Troop #2141
Project: Save the Pollinators

Taylor Neal, Kaitlyn Olmstead and Lauren Volk
Troop #2274
Project: Adopt a Grandparent

Savannah Downey and Mia Goedken
Troop #2921
Project: Beauty and the Birdhouse

Meegan Deer, Gabrielle Snyder and Isabella Wilson
Troop #8045
Project: Crisis Cuddles

Jordanna Frazier and Emma Bryant
Troop #8231
Project: Empowering Girls Career Day

Zayda Cooper and Kadence Hassebrock
Troop #8358
Project: Food Pantry Remodel

Courtney Bassler
Troop #8413
Project: Winged Wonder

Anna Rodgers
Troop #8546
Project: Child Abuse Awareness

Samantha Schrum
Troop #8643
Project: Color Their World

Ariana Burriell and Eden Rolves
Troop #8707
Project: Sensory Garden

GSofSI Class of 2019

Amanda Aaron
Brianna Aburto
Jaida Adams
Jordyn Akins
Adrianne Aloisi
Mackenzie Arnold
Melissa Atkins
Kaylee Barlow
Tessa Beckmann
Elizabeth Bierman
Emily Bolhofner
Amy Bourland
Lace Brandenburg
Bailey Burman
Cassie Campbell
Katelyn Crockett
Melissa Crosby
Mara Dalman
Alyssa Deremiah
Elise Dodel
Kaitlin Doedtman
Makayla Dolbee
Bailey Duckworth
Jenna Fisher
Lydia Fulton
Nikki Galbraith
Rosalisha Grant
Amber Haantz
Rachel Hall
Taylor Hall
Cailyn Haubein
Alaina Herman
Kristina Hilmes
Savana Hinkle
Cameryn Hodges
Taylor Holbrook
Ricki Holman
Marcella Horvath
Katharine Housewright
Megan Huller
Lindsey Jacobs
Jaden Johnson
Katherine Jones
Deana Kearby
Loren Koenigstein
Emma Kramer
Abigail Kurth
Mikayla Kuznicki
Shelby Lavely
Amelia Lawson
Hannah Lloyd
Samantha Maddox
Alyssa Meyer
Bethany Miller
Madison Miller
Beth Anne Mislan
Marina Myers
Campbell Neely
Mallory Nutter
Amber Parker
Maddison Parker
Jessica Penford
Kamrynn Perry
Kadi Petersen
Holly Plantz
Lauren Plush
Megan Quam
Brittney Reese
Hannah Retzer
Beth Root
Sheridyn Roth
Emily Roth
Hailey Runyon
Tyme Sampson
Mekayla Sattlefield
Raven Saylor
Eleanore Schwering
Katherine Shamdin
Emily Siegle
Jacquelyn Simpson
Sierra Smallie
Alison Smith
Clara Speer
Ashley Szabo
Elizabeth Tapen
Victoria Tarpley
Michaela Tarpley
Kathryn Thiel
Samantha Tipton
Kaley Tolch
Kiley Tolch
Zoe Utley
Alexandria Waller
Alexis Wheatley-Mcnealy
Sara Wilderman
Alecia Winkles
Haleigh Winterbauer
Jordan Yenne

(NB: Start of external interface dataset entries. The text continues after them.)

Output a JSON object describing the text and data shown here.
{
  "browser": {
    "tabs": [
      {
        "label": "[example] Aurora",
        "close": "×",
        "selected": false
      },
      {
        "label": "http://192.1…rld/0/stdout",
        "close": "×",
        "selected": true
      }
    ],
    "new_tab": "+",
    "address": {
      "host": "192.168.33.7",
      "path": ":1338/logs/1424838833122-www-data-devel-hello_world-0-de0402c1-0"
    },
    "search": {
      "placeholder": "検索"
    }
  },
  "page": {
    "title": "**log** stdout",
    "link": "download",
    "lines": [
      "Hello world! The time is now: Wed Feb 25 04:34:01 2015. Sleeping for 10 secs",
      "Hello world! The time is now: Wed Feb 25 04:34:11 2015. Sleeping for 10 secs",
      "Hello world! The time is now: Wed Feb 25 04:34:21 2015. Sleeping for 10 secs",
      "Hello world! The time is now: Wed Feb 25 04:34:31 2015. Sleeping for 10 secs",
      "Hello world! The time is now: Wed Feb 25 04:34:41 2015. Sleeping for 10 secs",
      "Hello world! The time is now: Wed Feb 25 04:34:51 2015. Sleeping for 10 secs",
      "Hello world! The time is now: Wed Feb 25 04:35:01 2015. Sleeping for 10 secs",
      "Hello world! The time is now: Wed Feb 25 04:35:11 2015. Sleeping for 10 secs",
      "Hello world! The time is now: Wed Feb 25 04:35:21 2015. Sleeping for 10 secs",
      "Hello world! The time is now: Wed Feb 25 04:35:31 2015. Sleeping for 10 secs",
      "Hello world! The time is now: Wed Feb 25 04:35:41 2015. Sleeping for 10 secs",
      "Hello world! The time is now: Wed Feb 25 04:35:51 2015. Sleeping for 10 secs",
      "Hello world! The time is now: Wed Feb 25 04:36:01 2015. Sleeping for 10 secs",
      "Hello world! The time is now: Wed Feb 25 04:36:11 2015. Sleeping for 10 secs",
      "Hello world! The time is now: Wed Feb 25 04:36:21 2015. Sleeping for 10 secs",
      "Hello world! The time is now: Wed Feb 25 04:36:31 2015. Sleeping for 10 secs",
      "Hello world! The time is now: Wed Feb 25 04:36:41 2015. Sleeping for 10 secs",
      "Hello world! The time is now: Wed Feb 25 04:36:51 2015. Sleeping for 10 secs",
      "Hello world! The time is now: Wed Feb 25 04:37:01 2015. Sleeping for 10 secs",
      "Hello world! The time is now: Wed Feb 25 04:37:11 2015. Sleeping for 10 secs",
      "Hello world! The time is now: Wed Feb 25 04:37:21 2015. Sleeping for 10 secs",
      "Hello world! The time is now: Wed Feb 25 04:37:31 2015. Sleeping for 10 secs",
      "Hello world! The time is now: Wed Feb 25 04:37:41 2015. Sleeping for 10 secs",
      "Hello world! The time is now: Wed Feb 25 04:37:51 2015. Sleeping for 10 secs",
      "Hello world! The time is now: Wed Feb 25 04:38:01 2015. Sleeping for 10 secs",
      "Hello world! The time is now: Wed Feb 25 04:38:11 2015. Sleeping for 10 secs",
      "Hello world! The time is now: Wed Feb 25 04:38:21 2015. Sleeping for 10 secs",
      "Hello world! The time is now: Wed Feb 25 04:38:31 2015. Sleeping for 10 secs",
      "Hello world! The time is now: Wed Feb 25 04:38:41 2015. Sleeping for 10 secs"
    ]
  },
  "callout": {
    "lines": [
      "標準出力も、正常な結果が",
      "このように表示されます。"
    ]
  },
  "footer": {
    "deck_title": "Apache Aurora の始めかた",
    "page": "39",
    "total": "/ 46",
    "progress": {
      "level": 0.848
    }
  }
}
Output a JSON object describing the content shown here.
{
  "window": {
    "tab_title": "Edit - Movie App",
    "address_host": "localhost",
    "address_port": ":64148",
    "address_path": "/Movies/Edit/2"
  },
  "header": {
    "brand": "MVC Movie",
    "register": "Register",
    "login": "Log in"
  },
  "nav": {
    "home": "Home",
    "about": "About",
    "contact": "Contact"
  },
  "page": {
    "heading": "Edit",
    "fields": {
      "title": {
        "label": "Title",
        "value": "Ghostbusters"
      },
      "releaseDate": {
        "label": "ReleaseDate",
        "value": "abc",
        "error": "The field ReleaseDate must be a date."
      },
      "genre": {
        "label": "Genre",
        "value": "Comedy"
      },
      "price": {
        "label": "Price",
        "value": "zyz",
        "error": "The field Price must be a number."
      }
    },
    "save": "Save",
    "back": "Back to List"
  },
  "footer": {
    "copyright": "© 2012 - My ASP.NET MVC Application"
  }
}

Volunteers also were recently honored with Girl Scouts' Adult Awards during GSofSI's Annual Meeting. Read more...